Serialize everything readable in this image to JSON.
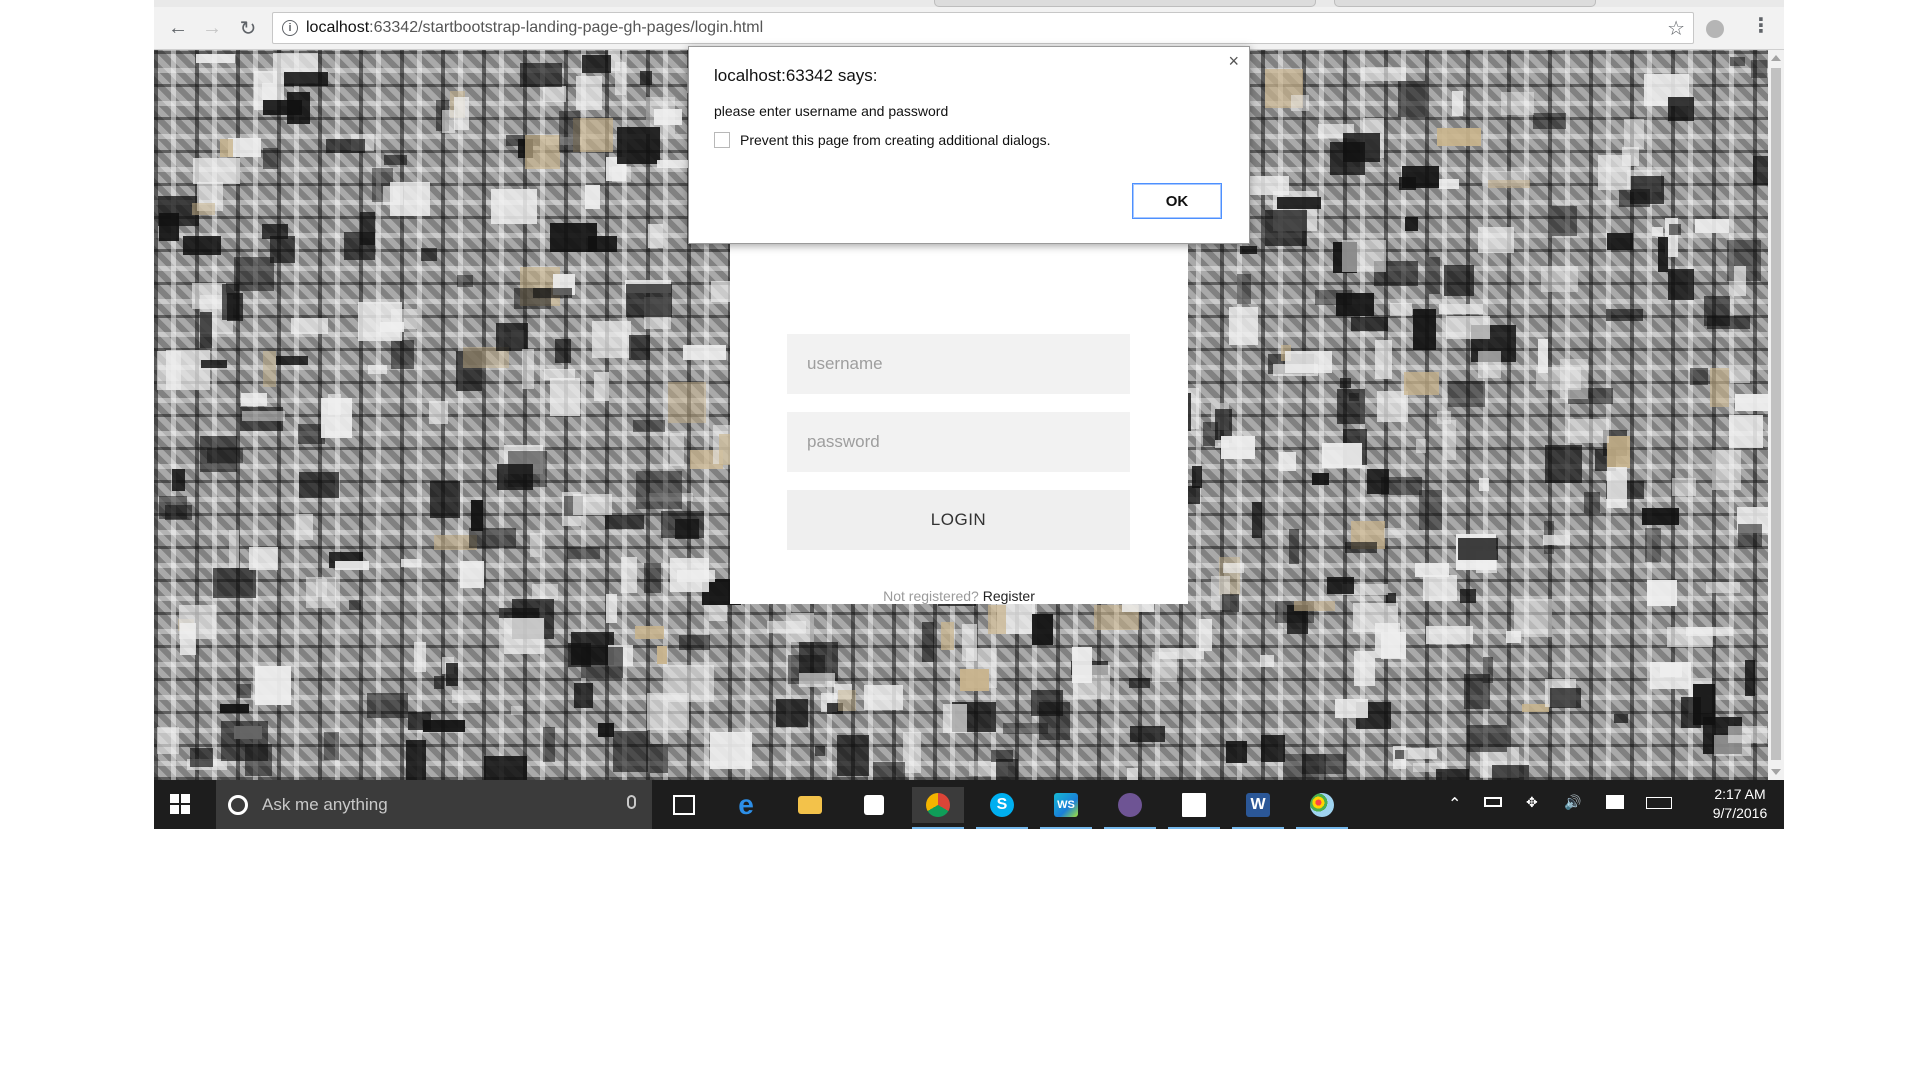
{
  "browser": {
    "url_host": "localhost",
    "url_rest": ":63342/startbootstrap-landing-page-gh-pages/login.html"
  },
  "dialog": {
    "title": "localhost:63342 says:",
    "message": "please enter username and password",
    "checkbox_label": "Prevent this page from creating additional dialogs.",
    "ok_label": "OK",
    "close_glyph": "×"
  },
  "login": {
    "username_placeholder": "username",
    "password_placeholder": "password",
    "login_label": "LOGIN",
    "not_registered_text": "Not registered?",
    "register_link": "Register"
  },
  "taskbar": {
    "search_placeholder": "Ask me anything",
    "time": "2:17 AM",
    "date": "9/7/2016",
    "apps": [
      "task-view",
      "edge",
      "file-explorer",
      "store",
      "chrome",
      "skype",
      "webstorm",
      "github",
      "photos",
      "word",
      "paint"
    ]
  },
  "colors": {
    "taskbar": "#1d1d1d",
    "accent_underline": "#76b9ed",
    "dialog_ok_border": "#4d90fe"
  }
}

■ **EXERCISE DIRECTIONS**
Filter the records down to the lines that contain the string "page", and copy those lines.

■ **WRITTEN RESPONSE**
    "url_rest": ":63342/startbootstrap-landing-page-gh-pages/login.html"
    "checkbox_label": "Prevent this page from creating additional dialogs.",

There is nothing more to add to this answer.